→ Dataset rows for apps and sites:
•••••

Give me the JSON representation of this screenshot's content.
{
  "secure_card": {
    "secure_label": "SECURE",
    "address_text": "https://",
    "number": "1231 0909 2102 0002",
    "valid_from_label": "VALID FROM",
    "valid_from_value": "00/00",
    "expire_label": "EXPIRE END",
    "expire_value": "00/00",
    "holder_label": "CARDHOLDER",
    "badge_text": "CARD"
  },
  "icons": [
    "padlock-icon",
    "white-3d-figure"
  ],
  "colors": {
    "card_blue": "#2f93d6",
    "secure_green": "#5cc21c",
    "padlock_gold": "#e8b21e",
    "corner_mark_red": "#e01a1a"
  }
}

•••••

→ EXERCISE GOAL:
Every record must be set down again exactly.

→ EXERCISE RESPONSE:
Give me the JSON representation of this screenshot's content.
{
  "secure_card": {
    "secure_label": "SECURE",
    "address_text": "https://",
    "number": "1231 0909 2102 0002",
    "valid_from_label": "VALID FROM",
    "valid_from_value": "00/00",
    "expire_label": "EXPIRE END",
    "expire_value": "00/00",
    "holder_label": "CARDHOLDER",
    "badge_text": "CARD"
  },
  "icons": [
    "padlock-icon",
    "white-3d-figure"
  ],
  "colors": {
    "card_blue": "#2f93d6",
    "secure_green": "#5cc21c",
    "padlock_gold": "#e8b21e",
    "corner_mark_red": "#e01a1a"
  }
}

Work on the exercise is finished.